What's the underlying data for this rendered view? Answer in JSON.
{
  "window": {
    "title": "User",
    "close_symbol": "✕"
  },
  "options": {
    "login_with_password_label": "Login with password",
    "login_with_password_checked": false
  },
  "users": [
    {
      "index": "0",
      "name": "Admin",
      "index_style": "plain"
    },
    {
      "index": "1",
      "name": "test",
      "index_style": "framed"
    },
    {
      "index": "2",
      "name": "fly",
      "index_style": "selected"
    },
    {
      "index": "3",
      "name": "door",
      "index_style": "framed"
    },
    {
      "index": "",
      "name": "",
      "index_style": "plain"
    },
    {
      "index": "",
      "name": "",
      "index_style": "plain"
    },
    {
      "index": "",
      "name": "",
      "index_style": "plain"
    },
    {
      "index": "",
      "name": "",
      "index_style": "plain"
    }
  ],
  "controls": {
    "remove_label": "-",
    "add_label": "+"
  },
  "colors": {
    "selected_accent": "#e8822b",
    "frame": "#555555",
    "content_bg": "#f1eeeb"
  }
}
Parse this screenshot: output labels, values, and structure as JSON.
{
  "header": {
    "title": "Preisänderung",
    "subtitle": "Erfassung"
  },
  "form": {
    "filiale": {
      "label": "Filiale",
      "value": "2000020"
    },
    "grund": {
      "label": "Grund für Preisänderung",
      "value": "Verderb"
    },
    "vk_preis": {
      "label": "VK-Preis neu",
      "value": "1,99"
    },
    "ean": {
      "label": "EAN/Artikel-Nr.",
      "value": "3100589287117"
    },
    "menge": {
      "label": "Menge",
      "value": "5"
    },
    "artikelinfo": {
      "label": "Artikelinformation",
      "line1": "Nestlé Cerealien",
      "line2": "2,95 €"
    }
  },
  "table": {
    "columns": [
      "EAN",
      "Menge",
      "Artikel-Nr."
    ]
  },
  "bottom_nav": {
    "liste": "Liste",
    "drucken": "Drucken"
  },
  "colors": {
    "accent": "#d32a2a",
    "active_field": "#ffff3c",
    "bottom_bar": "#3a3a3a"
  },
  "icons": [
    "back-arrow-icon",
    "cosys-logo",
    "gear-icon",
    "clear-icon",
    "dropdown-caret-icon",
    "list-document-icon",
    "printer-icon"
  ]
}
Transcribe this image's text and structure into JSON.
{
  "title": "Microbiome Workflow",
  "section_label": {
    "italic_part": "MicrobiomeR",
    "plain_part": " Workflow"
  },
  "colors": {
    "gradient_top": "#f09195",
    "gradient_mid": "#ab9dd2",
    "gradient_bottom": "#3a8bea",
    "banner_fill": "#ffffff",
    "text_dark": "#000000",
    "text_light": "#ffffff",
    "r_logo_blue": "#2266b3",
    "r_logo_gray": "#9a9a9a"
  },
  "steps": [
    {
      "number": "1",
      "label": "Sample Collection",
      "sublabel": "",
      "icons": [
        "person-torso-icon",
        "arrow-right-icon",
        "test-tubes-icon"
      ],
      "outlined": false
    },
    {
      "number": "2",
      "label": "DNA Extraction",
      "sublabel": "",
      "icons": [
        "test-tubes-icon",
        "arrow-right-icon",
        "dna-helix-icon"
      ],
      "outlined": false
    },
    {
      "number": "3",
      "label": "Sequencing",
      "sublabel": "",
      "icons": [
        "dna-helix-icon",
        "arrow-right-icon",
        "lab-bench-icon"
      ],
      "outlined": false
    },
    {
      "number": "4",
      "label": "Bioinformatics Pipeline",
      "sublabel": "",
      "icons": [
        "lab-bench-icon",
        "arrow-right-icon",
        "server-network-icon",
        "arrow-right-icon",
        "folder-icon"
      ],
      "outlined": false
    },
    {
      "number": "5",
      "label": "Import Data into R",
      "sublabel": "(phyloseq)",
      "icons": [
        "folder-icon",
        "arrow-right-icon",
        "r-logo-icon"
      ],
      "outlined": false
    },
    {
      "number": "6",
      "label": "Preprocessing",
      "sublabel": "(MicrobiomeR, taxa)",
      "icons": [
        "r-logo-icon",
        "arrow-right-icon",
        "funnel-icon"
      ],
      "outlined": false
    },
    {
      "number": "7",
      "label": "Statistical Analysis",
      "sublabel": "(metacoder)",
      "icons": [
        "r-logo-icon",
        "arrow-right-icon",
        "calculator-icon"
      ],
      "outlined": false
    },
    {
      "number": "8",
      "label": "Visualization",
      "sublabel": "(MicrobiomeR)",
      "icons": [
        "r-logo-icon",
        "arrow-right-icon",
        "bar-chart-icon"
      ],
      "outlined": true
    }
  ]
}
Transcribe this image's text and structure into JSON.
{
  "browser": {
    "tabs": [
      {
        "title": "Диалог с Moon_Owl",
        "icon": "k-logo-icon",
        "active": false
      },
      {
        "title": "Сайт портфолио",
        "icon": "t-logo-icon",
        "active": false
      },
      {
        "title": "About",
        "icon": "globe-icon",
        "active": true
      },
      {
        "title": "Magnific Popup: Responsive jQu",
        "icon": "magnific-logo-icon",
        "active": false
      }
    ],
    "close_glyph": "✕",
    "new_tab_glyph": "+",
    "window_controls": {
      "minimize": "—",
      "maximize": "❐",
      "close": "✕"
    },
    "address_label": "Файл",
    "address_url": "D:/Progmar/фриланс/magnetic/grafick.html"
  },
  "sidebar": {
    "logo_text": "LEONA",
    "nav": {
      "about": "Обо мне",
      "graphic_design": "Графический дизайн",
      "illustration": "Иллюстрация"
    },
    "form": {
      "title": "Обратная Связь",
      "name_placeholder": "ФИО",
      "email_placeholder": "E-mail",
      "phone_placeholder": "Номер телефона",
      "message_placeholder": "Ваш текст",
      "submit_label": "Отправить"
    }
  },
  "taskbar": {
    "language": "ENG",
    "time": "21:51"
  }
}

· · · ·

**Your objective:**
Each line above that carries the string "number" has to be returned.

**Written response:**
      "number": "1",
      "number": "2",
      "number": "3",
      "number": "4",
      "number": "5",
      "number": "6",
      "number": "7",
      "number": "8",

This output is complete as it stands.